Whenever an established actor decides to moonlight as a musician, the typical response from audiences is a collective shudder of cringe-worthy déjà vu. After all, who could forget the mind-numbingly awful musical stylings of Bruce Willis, Eddie Murphy, Keanu Reeves, Jennifer Love Hewitt, and David Hasselhoff? Sometimes their banal offerings are gobbled up by the hungry teen masses (for example, the chart-topping dreck produced by Disney pop princesses like Miley Cyrus and eyeliner-dependent emo rockers like Jared Leto) but in most cases, the albums of egotistical film and television stars are universally panned (here’s looking at you, William Shatner).
So when an actor miraculously possesses musical talent that transcends warbling inane lyrics into Auto-Tune, he or she deserves very special recognition. In honor of music that doesn’t tragically assault the eardrums, here are the top six actors-turned-musicians of the iPod generation:
Although Lewis is best known for charming the skinny jeans off indie fanboys as the lead singer of Rilo Kiley, her weird past as a forgotten child star of the ’80s is even more hipster-ific. As an adorable redheaded moppet, she did “The Freddie” with Shelley Long (Troop Beverly Hills) and stole a teddy bear from Betty White (Golden Girls). However, her best role was in 1989’s The Wizard. Not only did she get to kiss Fred Savage in his heyday, but she also managed to thwart the film’s evil villain by screaming the now-iconic line: “He touched my breast!” While Lewis’ transition from child actress to adult musician has been sublimely impressive (her albums post-Rilo Kiley include collaborations with Conor Oberst, Ben Gibbard, Johnathon Rice, and The Watson Twins), her early work still merits nostalgic preservation on YouTube.
Before he started rapping under the tutelage of Lil Wayne and churning out one hit song after another, Aubrey Drake Graham was just another no-name Canadian actor on Degrassi: The Next Generation. For eight seasons of the never-ending high school soap opera, he played the role of Jimmy Brooks— a humble heartthrob who got shot by a freaky classmate in Season 4 and became a paraplegic. Although this acting tour-de-force did not garner a single Emmy nomination, Drake managed to bounce back with an explosive career in rap music that made Wheelchair Jimmy just a distant pop culture memory.
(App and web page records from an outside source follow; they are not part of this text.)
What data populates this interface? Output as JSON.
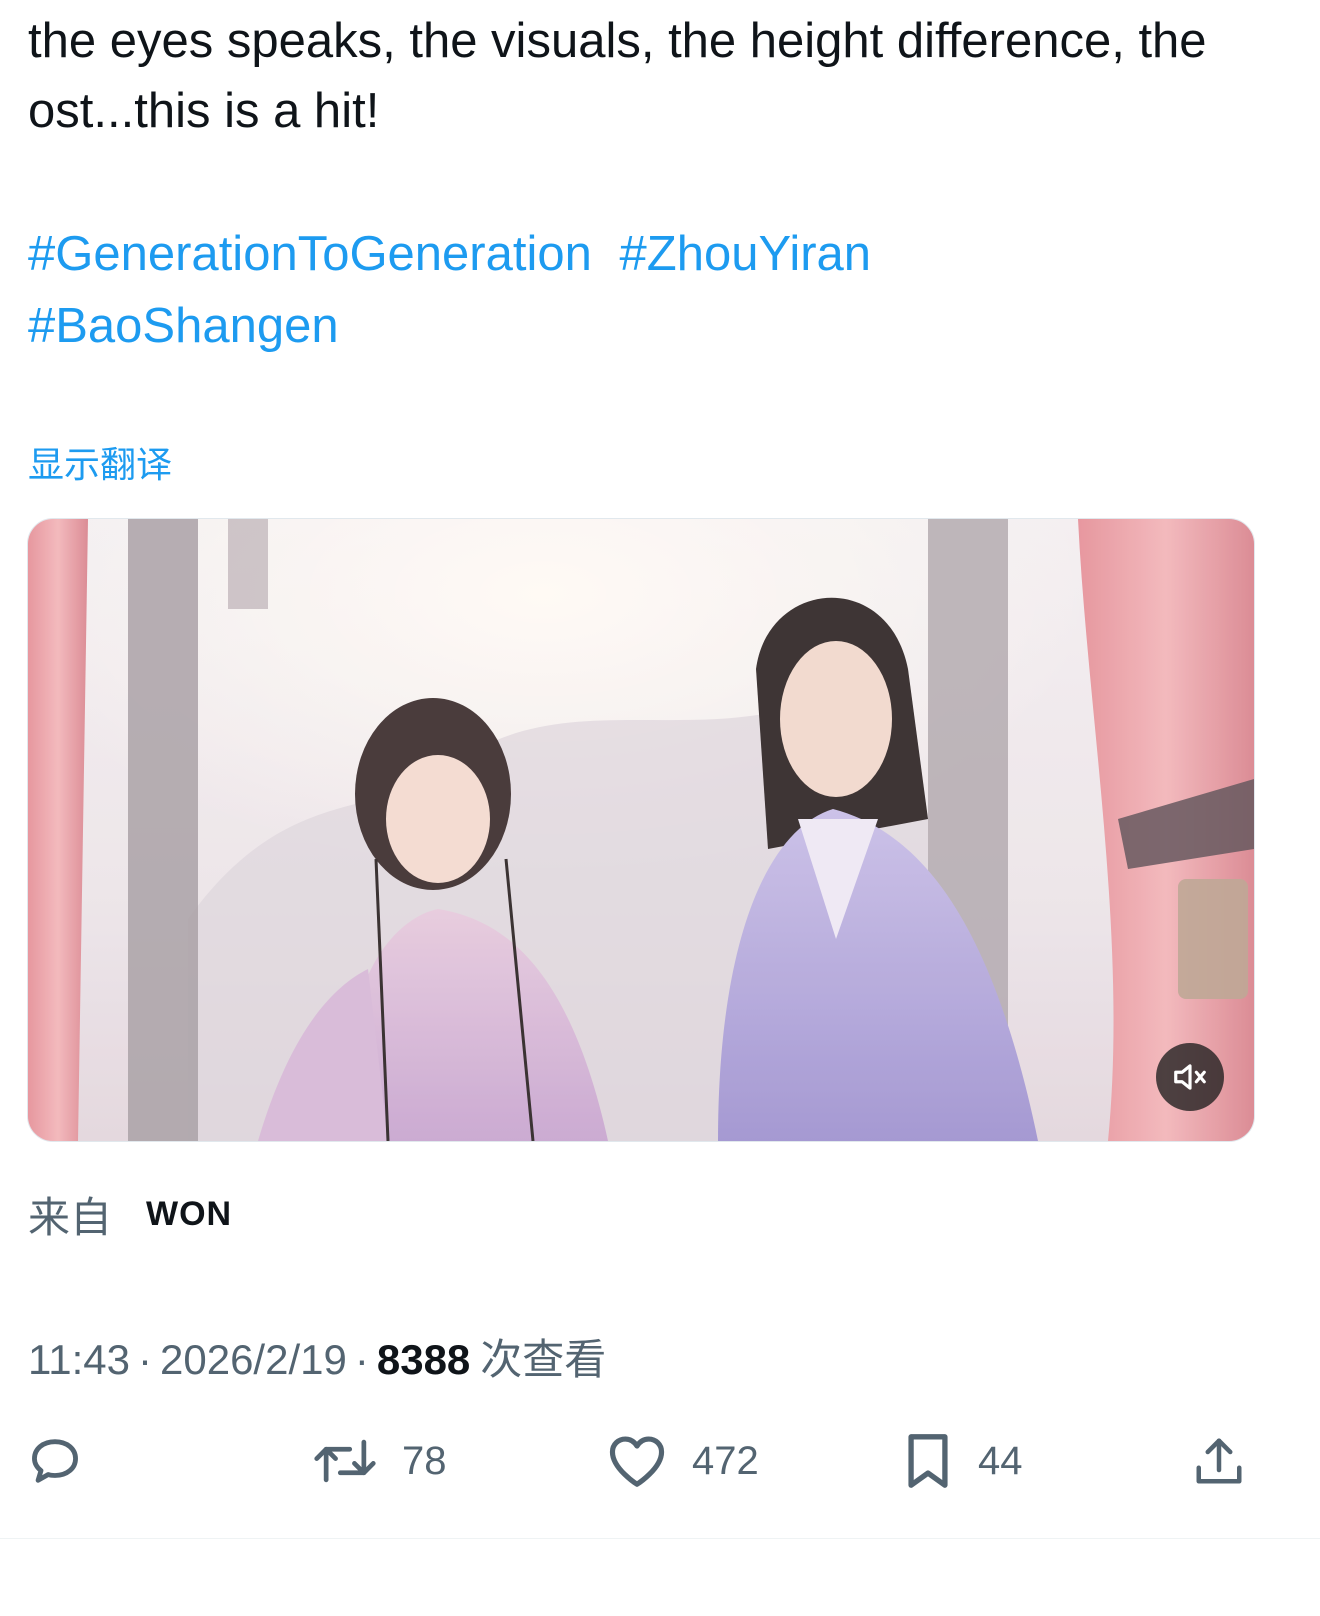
{
  "tweet": {
    "text": "the eyes speaks, the visuals, the height difference, the ost...this is a hit!",
    "hashtags": [
      "#GenerationToGeneration",
      "#ZhouYiran",
      "#BaoShangen"
    ],
    "translate_label": "显示翻译"
  },
  "media": {
    "type": "video",
    "mute_icon": "speaker-muted-icon"
  },
  "source": {
    "prefix": "来自",
    "name": "WON"
  },
  "meta": {
    "time": "11:43",
    "separator": "·",
    "date": "2026/2/19",
    "views_count": "8388",
    "views_label": "次查看"
  },
  "actions": {
    "reply": {
      "icon": "reply-icon",
      "count": ""
    },
    "retweet": {
      "icon": "retweet-icon",
      "count": "78"
    },
    "like": {
      "icon": "heart-icon",
      "count": "472"
    },
    "bookmark": {
      "icon": "bookmark-icon",
      "count": "44"
    },
    "share": {
      "icon": "share-icon"
    }
  },
  "colors": {
    "link": "#1d9bf0",
    "text": "#0f1419",
    "secondary": "#536471"
  }
}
With her Kewpie doll stare and oddball personality, Deschanel is the most “adorkable” actress on the planet—for better or for worse. She first gained popularity in movies like Almost Famous and Elf, before quickly graduating to the polarizing status of “indie darling” in the sleeper hit 500 Days of Summer and the star-vehicle TV show The New Girl. Fans tend to divide themselves into two camps on the subject of this doe-eyed ingénue: those who find her trademark quirkiness endearing, and those who think that she belongs in an institution for manic-pixie-dream-girls. This contention also extends to her music—although her retro-folksy sound is not nearly as steeped in cliché as her acting style. Deschanel’s singing voice is undeniably lovely (a cross between Judy Garland and June Carter) and her inspired collaboration with indie rocker M. Ward as twee-pop duo She & Him proves that she has more musical talent than most naysayers would care to admit.
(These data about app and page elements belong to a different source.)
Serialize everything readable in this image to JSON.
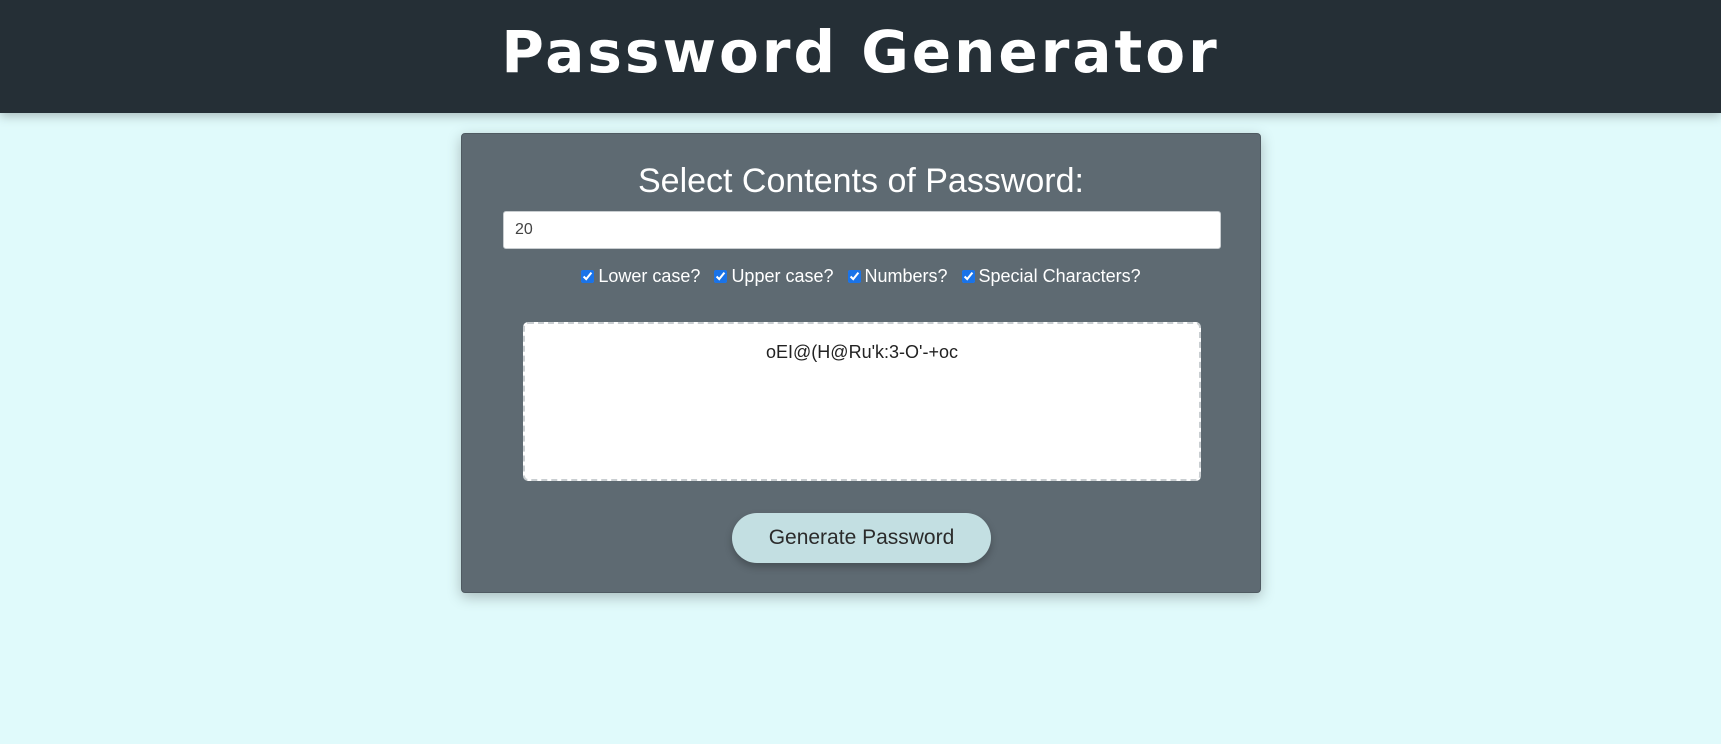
{
  "header": {
    "title": "Password Generator"
  },
  "card": {
    "title": "Select Contents of Password:",
    "length_value": "20",
    "options": [
      {
        "label": "Lower case?",
        "checked": true
      },
      {
        "label": "Upper case?",
        "checked": true
      },
      {
        "label": "Numbers?",
        "checked": true
      },
      {
        "label": "Special Characters?",
        "checked": true
      }
    ],
    "password": "oEI@(H@Ru'k:3-O'-+oc",
    "generate_label": "Generate Password"
  },
  "colors": {
    "header_bg": "#252f36",
    "page_bg": "#e0fafb",
    "card_bg": "#5e6a72",
    "button_bg": "#c3dfe2",
    "checkbox_accent": "#1a73e8"
  }
}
McLovin: The Rock Star? This concept is difficult to imagine in the context of Superbad—the hit movie that catapulted Christopher Mintz-Plasse (and his hilariously naïve character McLovin) to instant fame as a nerd icon. However, Mintz-Plasse’s rhythmic timing extends well beyond the realm of the comedic. As the tight yet boisterous drummer for The Young Rapscallions, he pushes the up-and-coming band to funky rock excellence by attacking every beat with style and aplomb. A far cry from the hopelessly inept McLovin, but also a positive step in the right direction for a young rocker who no longer needs a fake I.D. to be a badass.
Schwartzman has a knack for playing eccentric yet inherently likeable characters (Rushmore, I Heart Huckabees, Shopgirl, Bored to Death) and this inclination towards irresistible oddity is also reflected in his music. Formerly the drummer of the now-defunct band Phantom Planet, Schwartzman eventually found solo success as the lead vocalist of Coconut Records: a passion project of multi-instrumental indie pop. 2007’s Nighttiming and 2009’s Davy were both released under Schwartzman’s own Young Baby Records label—a bold move that perfectly encapsulates his unique musical blend of hipster neuroses and California cool.
Gifted actor, intelligent feminist, passionate animal rights activist, and accomplished musician—is there anything Ry-Gos can’t do? In 2008, he started a ghostly folk-rock band called Dead Man’s Bones with longtime friend Zach Shields. Their self-titled debut was released the following year: a weird mixture of children’s choir vocals and spooky lo-fi sound. The record’s supernatural ambience is both insanely creepy and bizarrely alluring, with Gosling’s sexy croon (also used to great effect in Blue Valentine when paired with an Elvis song and tiny ukelele) sending electric shivers down the spine.